═════ The records

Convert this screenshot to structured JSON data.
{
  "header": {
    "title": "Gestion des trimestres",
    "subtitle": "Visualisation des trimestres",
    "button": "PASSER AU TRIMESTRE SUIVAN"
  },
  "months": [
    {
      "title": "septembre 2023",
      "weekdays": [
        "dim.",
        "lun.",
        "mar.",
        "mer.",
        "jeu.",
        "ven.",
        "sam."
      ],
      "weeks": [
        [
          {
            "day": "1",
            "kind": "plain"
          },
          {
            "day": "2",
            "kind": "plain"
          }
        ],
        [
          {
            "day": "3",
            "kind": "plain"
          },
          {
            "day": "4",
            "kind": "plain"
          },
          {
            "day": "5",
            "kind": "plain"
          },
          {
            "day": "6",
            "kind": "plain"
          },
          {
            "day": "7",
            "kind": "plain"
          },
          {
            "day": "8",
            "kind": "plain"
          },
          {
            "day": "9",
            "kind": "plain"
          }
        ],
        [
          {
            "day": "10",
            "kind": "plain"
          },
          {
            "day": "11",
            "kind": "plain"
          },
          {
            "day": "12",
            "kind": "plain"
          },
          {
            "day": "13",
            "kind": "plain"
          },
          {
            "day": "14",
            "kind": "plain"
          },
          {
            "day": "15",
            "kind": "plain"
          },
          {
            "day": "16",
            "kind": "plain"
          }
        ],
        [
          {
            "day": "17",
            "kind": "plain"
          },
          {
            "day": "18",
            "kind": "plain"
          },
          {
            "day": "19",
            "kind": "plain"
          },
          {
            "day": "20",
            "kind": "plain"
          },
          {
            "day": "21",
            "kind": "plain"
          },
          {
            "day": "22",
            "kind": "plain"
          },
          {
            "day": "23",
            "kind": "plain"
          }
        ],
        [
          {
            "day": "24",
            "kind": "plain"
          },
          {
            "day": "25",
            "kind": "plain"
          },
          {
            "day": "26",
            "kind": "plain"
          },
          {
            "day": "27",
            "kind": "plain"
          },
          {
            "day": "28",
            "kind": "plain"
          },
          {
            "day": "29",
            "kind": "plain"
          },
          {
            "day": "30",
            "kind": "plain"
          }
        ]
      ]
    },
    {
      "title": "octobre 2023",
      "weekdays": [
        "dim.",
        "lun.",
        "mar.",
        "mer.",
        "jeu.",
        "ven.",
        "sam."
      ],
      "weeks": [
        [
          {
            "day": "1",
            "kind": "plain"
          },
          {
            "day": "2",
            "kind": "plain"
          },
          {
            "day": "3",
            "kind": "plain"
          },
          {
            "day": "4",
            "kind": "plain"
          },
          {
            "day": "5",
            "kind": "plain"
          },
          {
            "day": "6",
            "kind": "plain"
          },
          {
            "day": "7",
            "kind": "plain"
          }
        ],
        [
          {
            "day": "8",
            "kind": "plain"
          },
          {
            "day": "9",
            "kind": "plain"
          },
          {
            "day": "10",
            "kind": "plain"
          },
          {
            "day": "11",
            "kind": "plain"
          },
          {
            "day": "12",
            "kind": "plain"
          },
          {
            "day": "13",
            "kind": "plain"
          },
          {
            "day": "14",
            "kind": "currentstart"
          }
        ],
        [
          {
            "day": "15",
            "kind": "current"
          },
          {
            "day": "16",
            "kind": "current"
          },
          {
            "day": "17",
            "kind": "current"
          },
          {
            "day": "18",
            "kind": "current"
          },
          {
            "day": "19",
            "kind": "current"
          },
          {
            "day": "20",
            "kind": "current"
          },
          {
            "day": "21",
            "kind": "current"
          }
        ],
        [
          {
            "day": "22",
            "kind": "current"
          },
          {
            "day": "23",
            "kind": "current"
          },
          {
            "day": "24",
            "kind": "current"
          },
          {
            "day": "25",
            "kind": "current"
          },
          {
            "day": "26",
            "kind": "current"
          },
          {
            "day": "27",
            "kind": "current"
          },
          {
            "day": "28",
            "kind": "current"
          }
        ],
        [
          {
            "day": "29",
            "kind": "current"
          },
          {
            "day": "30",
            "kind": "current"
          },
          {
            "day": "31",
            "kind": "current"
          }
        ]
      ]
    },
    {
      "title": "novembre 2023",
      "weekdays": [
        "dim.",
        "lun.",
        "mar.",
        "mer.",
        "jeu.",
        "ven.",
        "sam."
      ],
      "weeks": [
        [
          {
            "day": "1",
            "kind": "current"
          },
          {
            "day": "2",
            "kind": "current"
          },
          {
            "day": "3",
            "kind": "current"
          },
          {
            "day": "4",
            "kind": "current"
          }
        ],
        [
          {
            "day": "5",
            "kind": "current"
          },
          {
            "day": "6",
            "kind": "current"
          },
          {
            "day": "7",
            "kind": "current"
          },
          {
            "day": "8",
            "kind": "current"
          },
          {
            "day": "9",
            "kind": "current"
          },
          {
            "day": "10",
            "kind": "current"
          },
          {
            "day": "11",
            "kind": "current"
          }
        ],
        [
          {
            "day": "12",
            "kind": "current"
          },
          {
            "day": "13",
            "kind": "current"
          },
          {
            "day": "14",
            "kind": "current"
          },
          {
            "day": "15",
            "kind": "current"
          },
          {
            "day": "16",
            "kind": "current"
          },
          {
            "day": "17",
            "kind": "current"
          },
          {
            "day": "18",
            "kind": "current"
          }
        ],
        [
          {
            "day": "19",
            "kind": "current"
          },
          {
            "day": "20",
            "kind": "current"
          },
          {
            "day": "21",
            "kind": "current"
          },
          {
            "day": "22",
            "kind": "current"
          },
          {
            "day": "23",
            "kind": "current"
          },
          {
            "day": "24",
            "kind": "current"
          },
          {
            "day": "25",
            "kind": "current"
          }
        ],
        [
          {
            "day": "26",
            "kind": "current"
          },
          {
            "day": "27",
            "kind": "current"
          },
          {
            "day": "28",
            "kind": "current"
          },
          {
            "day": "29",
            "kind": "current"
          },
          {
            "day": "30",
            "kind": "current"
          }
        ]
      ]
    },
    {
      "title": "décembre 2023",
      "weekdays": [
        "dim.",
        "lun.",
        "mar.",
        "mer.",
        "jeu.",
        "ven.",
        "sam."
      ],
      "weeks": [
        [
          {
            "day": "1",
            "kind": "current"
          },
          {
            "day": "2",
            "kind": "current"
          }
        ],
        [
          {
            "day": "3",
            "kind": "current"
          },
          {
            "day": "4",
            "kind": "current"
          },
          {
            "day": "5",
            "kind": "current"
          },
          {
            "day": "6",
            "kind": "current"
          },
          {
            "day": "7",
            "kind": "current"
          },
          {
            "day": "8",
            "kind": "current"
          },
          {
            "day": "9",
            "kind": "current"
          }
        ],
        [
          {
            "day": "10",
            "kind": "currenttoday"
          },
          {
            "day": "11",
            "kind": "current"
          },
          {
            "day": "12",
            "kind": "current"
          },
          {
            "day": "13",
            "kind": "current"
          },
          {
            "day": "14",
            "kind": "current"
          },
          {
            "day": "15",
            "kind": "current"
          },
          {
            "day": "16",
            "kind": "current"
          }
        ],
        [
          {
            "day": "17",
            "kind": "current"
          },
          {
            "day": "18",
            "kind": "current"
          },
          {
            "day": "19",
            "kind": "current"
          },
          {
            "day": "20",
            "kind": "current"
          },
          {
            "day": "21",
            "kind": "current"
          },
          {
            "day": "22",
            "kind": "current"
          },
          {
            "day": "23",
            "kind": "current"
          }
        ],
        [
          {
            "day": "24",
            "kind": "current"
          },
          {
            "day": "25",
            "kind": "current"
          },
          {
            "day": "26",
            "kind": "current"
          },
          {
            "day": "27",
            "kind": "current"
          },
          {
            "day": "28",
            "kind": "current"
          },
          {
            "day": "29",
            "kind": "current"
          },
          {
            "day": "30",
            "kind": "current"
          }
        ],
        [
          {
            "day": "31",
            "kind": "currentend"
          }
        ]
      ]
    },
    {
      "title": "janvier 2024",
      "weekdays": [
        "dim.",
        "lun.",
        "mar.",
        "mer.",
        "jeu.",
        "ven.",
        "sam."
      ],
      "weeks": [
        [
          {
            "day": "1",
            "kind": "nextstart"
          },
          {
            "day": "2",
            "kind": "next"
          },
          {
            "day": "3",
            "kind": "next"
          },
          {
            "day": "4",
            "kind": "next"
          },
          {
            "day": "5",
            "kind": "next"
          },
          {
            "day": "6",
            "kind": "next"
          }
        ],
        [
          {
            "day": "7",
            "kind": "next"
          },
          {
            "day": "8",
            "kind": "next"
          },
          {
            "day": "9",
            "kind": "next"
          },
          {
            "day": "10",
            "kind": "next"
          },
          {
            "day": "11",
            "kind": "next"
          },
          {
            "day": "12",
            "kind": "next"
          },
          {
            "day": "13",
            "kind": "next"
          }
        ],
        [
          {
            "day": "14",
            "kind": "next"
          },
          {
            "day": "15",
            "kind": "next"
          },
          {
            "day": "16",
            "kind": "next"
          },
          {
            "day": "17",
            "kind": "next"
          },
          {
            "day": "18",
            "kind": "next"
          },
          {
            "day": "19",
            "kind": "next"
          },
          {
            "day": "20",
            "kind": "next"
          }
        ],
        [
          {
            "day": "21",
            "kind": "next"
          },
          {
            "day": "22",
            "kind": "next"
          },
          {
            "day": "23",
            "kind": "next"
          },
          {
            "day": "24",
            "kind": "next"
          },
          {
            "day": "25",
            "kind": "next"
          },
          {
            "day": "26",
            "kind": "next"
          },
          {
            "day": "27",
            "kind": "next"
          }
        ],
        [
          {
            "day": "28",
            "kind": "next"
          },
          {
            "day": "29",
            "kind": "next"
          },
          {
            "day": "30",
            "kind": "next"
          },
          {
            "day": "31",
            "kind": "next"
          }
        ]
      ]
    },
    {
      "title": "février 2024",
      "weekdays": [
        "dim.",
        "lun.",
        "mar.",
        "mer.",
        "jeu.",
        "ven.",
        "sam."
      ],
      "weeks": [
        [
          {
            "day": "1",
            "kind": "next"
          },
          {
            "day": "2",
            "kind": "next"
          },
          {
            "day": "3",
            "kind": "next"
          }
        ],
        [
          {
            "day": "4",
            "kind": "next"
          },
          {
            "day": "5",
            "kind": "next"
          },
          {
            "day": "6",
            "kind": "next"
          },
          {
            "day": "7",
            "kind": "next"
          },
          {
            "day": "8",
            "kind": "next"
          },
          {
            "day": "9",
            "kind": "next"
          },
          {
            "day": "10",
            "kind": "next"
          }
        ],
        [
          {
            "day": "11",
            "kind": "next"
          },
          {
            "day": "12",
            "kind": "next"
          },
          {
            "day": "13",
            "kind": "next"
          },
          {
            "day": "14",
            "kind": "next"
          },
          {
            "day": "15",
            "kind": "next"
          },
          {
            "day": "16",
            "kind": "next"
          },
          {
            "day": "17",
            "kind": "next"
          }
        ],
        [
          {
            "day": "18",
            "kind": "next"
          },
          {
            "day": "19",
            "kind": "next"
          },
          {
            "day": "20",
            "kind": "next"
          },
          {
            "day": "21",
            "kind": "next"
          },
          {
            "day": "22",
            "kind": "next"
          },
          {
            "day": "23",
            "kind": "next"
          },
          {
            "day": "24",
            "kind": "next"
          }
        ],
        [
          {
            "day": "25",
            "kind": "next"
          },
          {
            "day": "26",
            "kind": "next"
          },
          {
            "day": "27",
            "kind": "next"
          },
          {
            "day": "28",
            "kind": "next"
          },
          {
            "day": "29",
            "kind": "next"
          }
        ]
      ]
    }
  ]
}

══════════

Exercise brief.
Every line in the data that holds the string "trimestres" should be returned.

Exercise output.
    "title": "Gestion des trimestres",
    "subtitle": "Visualisation des trimestres",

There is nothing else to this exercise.